What this task involves>
Based on the entries below, how many lines contain the word "Atelier"? Respond with only the number.

▬▬▬▬▬▬▬▬▬▬

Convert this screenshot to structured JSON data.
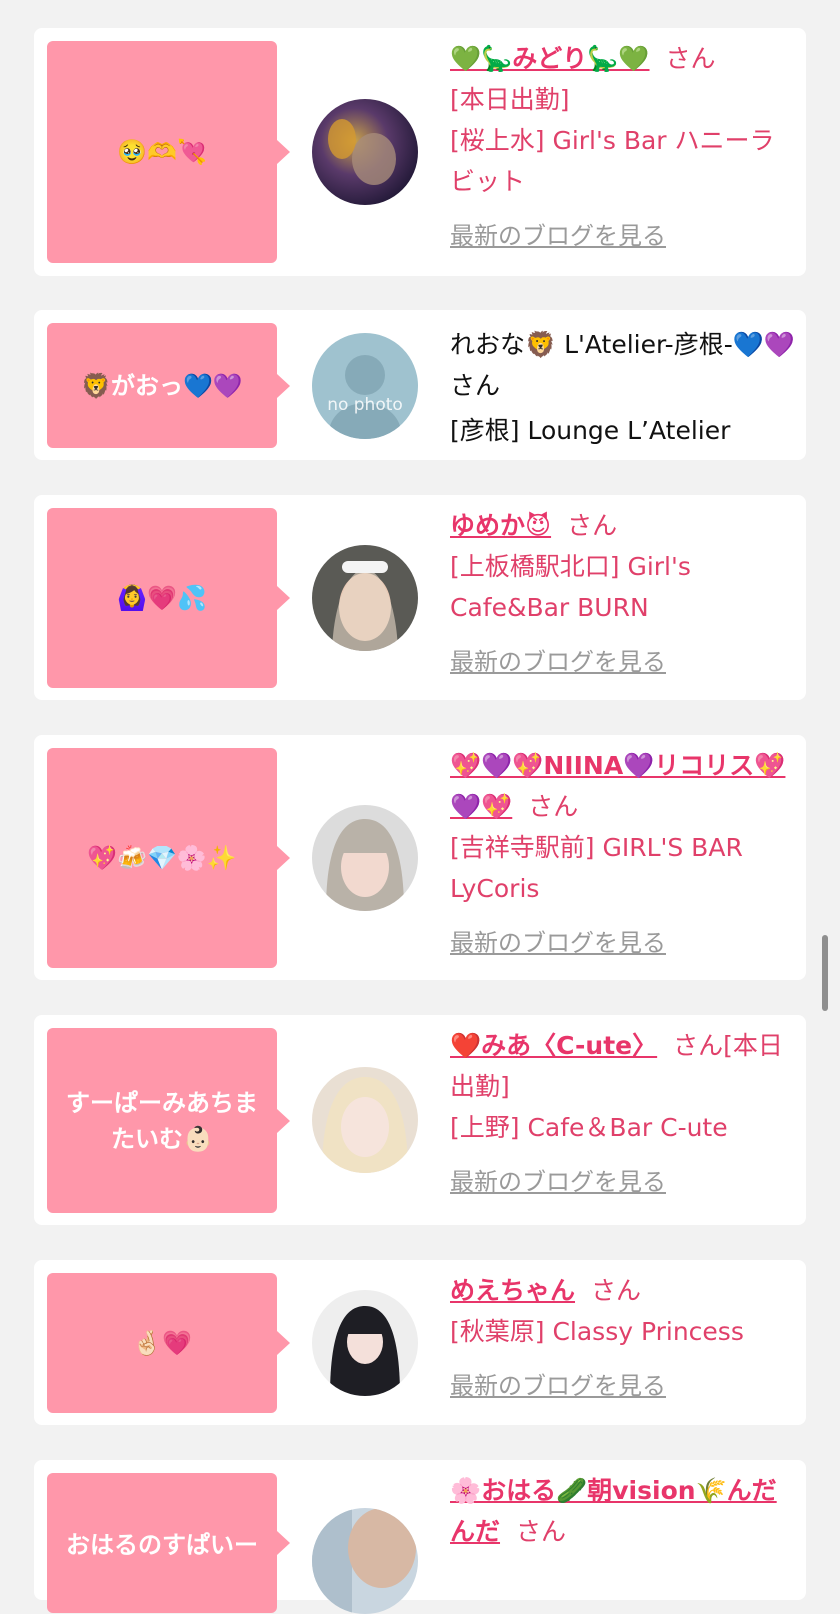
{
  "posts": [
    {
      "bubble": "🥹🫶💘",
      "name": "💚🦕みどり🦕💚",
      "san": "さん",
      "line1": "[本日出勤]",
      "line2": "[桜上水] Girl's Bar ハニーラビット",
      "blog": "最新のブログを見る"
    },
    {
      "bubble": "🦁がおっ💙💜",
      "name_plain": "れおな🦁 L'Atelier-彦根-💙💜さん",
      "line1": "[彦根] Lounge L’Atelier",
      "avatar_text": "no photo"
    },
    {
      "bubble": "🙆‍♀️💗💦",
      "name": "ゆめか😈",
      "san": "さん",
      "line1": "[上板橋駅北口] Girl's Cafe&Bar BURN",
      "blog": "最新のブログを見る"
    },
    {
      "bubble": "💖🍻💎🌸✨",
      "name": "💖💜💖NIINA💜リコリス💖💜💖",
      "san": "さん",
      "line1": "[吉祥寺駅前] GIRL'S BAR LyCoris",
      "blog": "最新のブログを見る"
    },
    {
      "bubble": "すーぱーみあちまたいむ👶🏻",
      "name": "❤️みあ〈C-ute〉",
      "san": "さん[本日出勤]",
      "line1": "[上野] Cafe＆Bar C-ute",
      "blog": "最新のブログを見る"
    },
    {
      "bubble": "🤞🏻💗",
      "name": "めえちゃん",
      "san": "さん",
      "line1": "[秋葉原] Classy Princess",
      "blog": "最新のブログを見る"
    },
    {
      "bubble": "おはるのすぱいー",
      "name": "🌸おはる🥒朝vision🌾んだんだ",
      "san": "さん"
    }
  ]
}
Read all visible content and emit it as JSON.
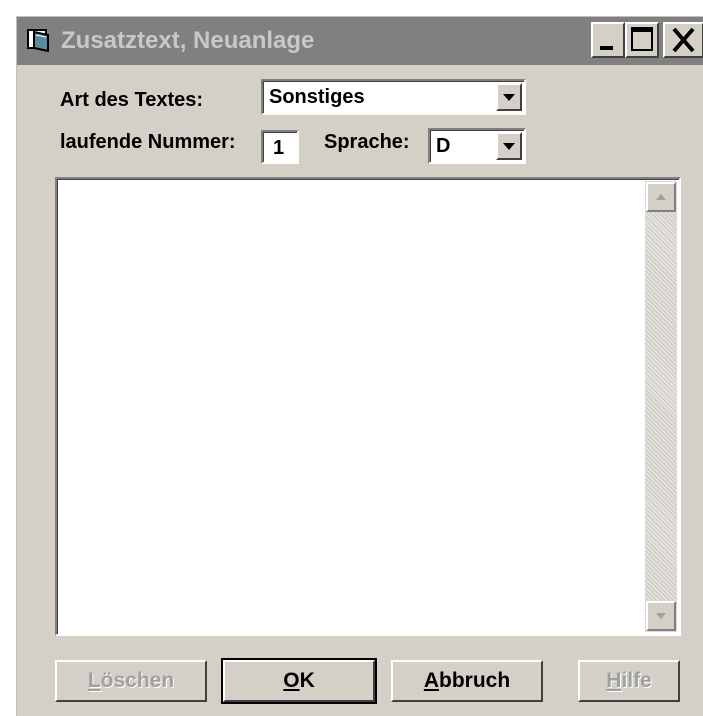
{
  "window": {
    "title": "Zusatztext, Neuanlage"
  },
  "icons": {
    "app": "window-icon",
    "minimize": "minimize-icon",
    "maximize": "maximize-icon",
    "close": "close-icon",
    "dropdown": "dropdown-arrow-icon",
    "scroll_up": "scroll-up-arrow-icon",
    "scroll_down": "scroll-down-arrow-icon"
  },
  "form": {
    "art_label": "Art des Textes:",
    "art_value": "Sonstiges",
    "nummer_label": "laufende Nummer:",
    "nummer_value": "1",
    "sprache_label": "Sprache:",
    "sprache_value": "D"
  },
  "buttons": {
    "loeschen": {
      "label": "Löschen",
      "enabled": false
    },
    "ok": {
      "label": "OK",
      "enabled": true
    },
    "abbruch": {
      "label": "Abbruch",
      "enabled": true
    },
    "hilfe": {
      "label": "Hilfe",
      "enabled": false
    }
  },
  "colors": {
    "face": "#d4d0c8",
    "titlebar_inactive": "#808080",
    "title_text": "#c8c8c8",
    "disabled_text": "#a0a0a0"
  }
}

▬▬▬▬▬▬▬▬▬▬

Task output>
2